10 Natural and primary elements include water and fire, which are pure and non-malleable. This category could also include beeswax and coal or charcoal, which are products of nature. All these elements are purifying within the Ukrainian folk healing techniques outlined. The use of water and the act of drinking it and washing one's face in it are symbolic of purification and functions to rid one's self' of evil eye. Agents of transmission include the red cloth, alcohol and cotton balls used to treat inflammation. The use of a red-coloured cloth for erysipelas is a sympathetic remedy, since erysipelas produces scarlet-red blotches on skin.11 Holding utensils. containers and receptacles include the jars used in cupping, for example. The bowl or dish used in curing evil eye functions as a holding artifact and also belongs in this category.

Fig. 1 Vorôzka ("The Soothsayer") painting by Jeanette Shewchuk of Warren, Man., showing the traditional Ukrainian divination/healing technique of pouring molten wax into a bowl of cold water held over the patient while reciting a prayer.
Thumbnail of Figure 1Display large image of Figure 1
(Courtesy of Canadian Museum of Civilization, neg. no. K86-594)

11 It is likely that all three categories of artifacts are universally applicable and not limited to the Ukrainians in Canada. However, the objects may be used differently in keeping with the specifics of other ethno-cultural patterns and conditions.

1 For general discussions of folk medicine see Wayland D. Hand, American Folk Medicine (Berkeley and Los Angeles: University of California Press, 1976) and Edith Fowke and Carole Carpenter, Explorations in Canadian Folklore (Toronto: McClelland and Stewart. 1985) pp. 237-52.
2 By "popular health systems," I refer to systems that are too print-oriented to be clearly folk but which do not sufficiently dominate the cultural mainstream to be considered "official." This would include such systems as chiropractic, psychic healing and Christian Science.

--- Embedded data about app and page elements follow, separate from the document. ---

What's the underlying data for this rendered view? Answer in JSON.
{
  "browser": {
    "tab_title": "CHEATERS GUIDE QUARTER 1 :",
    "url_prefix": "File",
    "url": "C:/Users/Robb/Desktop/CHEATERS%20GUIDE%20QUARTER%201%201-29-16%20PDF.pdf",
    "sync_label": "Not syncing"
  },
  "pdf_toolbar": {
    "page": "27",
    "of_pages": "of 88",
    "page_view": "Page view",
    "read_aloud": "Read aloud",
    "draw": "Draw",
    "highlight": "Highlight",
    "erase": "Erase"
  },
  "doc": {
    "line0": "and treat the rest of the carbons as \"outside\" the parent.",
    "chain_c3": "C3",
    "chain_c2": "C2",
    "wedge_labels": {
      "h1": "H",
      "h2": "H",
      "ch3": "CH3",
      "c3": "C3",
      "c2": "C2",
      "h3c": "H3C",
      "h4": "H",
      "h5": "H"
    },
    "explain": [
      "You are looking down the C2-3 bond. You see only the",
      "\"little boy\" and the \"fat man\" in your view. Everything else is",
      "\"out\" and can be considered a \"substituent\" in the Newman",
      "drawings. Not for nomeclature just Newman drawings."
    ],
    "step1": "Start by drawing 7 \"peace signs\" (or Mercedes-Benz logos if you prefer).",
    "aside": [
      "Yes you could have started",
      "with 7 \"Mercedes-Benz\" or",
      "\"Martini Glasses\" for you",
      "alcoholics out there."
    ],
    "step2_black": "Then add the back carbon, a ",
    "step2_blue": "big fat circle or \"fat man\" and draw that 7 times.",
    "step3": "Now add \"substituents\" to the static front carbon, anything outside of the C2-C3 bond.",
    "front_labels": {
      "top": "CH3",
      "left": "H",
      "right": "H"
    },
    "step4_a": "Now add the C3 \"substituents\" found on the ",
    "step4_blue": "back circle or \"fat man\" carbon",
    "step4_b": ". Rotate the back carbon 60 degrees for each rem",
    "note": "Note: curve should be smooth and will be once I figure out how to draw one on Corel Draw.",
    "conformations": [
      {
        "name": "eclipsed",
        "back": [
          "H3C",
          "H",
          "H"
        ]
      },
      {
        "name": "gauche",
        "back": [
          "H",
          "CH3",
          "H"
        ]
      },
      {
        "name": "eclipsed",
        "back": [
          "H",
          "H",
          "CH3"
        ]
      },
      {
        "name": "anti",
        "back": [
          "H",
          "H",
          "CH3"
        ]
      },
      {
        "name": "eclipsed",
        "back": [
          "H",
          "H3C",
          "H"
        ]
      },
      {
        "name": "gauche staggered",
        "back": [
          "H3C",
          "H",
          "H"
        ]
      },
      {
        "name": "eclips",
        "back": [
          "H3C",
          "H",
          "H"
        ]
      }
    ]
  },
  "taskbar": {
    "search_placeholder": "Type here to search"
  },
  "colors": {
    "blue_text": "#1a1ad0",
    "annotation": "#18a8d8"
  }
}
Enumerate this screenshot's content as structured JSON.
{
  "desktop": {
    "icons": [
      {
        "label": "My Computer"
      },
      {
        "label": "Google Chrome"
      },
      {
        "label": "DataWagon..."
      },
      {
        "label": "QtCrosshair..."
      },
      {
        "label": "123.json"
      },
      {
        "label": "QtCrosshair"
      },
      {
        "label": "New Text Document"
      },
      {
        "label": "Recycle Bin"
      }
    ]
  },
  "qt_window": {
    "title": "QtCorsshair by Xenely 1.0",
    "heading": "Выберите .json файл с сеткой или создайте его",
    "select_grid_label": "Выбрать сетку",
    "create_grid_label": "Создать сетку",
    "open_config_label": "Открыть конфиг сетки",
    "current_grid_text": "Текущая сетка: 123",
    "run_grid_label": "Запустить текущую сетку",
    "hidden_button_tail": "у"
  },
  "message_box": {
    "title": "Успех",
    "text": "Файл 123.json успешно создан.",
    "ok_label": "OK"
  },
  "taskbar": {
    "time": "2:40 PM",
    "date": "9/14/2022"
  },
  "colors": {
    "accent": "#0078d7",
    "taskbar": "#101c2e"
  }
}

See David J. Hufford, "Folk Healers." in Handbook of American Folklore, Richard M. Dorson, ed. (Bloomington, 111.: Indian University Press, 1983), pp. 306-13.
3 As technology changes, so does the method of transferring information. There is a Ukrainian healer in Gilbert Plains, Manitoba, who has a cassette of her healing prayers and incantations given to her by a previous healer. Collected in 1987 by Andrea K. Klymasz.
4 For discussions of ancient Slavic medicine and Ukrainian folk medicine, see Mirko Drazen Grmek, "Ancient Slavic Medicine," Journal of the History of Medicine and Allied Sciences, 14, no. 1 (January 1959) pp. 18-40; the entry on "Folk medicine" in the Encyclopedia of Ukraine, vol. 1 (Toronto: University of Toronto Press, 1984) pp. 907-8; and P. Kemp, Healing Ritual: Studies in the Technique and Tradition of the Southern Slavs (London: Faber and Faber, 1935).
5 For a contemporary use of amulets see Gregory Gizelis, "The Use of Amulets Among Greek-Philadelphians," Pennsylvania Folklife 20, no. 3 (Spring 1971), pp. 30-37.
6 My current research shows that Ukrainian-Canadian healers still practise some of the healing techniques mentioned, primarily to cure evil eye.
7 See Kazimierz Moszynski, "Medycyna" in Kultura Ludowa Stowian. vol. 2, pt. 1 ("Kultura duchowa") (Warszawa: Ksiazkai Viedza, 1967), pp. 175-232; and Peter H. Stephenson, "Pshrien: Hutterite Belief in Evil Eye and Concepts of Child-Abuse." Papers from {he Fifth Annual Congress. 1978 Canadian Ethnology Society, Paper no. 62, Joan Ryan, ed. (Ottawa: National Museum of Man, Mercury Series, Canadian Ethnology Service, 1980) pp. 113-7.
8 Erysipelas is a febrile disease characterized by inflammation and redness of the skin and subcutaneous tissues due to streptococci bacteria. The visible symptoms are round or oval patches on the skin that promptly enlarge and spread, becoming swollen, tender and red. The affected skin is hot to the touch. Headache, vomiting, fever and sometimes complete prostration can occur. See Encyclopedia and Dictionary of Medicine, Nursing, and Allied Health (Philadelphia, Pa.: W.B. Saunders, 1978), p. 354.
9 Moszynski, "Medycyna," point no. 155.
10 See the entry on "icons" in the Encyclopedia of Ukraine, vol. 2, and the recently announced publication of Stefan Moutafov, Bulgarian Icons Devoted to the Science of Healing (Sofia, Bulgaria: Academy of Sciences, 1988[?]).
11 This is an example of "like curing like." Moszynski, "Medycyna," point no. 158.